◆ WHAT THE EXERCISE ASKS ◆
Quote all of the data exactly as given. Skip every picture it contains.

◆ Items from a data source ◆
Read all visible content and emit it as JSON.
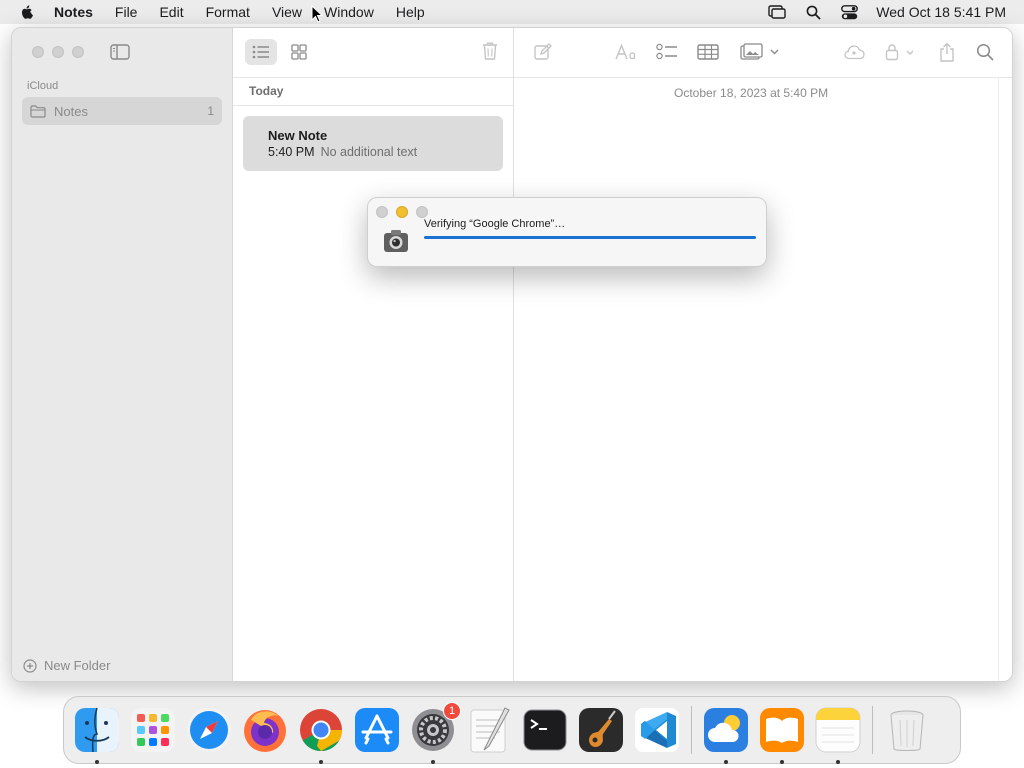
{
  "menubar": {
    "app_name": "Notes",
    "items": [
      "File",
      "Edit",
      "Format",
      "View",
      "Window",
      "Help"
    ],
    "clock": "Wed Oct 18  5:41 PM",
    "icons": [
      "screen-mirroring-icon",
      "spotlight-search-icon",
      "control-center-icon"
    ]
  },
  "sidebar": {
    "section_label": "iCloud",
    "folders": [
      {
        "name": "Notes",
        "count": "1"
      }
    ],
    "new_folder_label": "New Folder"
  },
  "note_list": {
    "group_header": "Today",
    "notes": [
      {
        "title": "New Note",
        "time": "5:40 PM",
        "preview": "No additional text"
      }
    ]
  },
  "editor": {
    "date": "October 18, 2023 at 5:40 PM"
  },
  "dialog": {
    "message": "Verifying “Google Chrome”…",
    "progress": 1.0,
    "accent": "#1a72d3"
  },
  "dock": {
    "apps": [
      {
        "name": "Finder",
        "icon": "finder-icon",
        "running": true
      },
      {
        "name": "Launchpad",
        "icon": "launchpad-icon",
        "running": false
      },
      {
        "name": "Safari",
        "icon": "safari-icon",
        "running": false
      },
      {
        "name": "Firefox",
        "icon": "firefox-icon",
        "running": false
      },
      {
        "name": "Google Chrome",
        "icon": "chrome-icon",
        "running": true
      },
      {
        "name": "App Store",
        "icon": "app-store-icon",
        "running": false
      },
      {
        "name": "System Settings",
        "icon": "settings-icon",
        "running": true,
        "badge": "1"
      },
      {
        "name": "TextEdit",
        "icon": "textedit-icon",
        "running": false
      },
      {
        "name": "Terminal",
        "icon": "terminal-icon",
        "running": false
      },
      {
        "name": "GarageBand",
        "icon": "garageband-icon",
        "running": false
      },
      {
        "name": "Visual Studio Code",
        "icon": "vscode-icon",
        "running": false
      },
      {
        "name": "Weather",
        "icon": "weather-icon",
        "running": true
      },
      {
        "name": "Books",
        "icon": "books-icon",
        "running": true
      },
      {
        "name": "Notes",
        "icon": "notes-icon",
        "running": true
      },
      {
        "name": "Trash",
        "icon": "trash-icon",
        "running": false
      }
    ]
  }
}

◆ TASK ANSWER ◆
Read all visible content and emit it as JSON.
{
  "menubar": {
    "app_name": "Notes",
    "items": [
      "File",
      "Edit",
      "Format",
      "View",
      "Window",
      "Help"
    ],
    "clock": "Wed Oct 18  5:41 PM",
    "icons": [
      "screen-mirroring-icon",
      "spotlight-search-icon",
      "control-center-icon"
    ]
  },
  "sidebar": {
    "section_label": "iCloud",
    "folders": [
      {
        "name": "Notes",
        "count": "1"
      }
    ],
    "new_folder_label": "New Folder"
  },
  "note_list": {
    "group_header": "Today",
    "notes": [
      {
        "title": "New Note",
        "time": "5:40 PM",
        "preview": "No additional text"
      }
    ]
  },
  "editor": {
    "date": "October 18, 2023 at 5:40 PM"
  },
  "dialog": {
    "message": "Verifying “Google Chrome”…",
    "progress": 1.0,
    "accent": "#1a72d3"
  },
  "dock": {
    "apps": [
      {
        "name": "Finder",
        "icon": "finder-icon",
        "running": true
      },
      {
        "name": "Launchpad",
        "icon": "launchpad-icon",
        "running": false
      },
      {
        "name": "Safari",
        "icon": "safari-icon",
        "running": false
      },
      {
        "name": "Firefox",
        "icon": "firefox-icon",
        "running": false
      },
      {
        "name": "Google Chrome",
        "icon": "chrome-icon",
        "running": true
      },
      {
        "name": "App Store",
        "icon": "app-store-icon",
        "running": false
      },
      {
        "name": "System Settings",
        "icon": "settings-icon",
        "running": true,
        "badge": "1"
      },
      {
        "name": "TextEdit",
        "icon": "textedit-icon",
        "running": false
      },
      {
        "name": "Terminal",
        "icon": "terminal-icon",
        "running": false
      },
      {
        "name": "GarageBand",
        "icon": "garageband-icon",
        "running": false
      },
      {
        "name": "Visual Studio Code",
        "icon": "vscode-icon",
        "running": false
      },
      {
        "name": "Weather",
        "icon": "weather-icon",
        "running": true
      },
      {
        "name": "Books",
        "icon": "books-icon",
        "running": true
      },
      {
        "name": "Notes",
        "icon": "notes-icon",
        "running": true
      },
      {
        "name": "Trash",
        "icon": "trash-icon",
        "running": false
      }
    ]
  }
}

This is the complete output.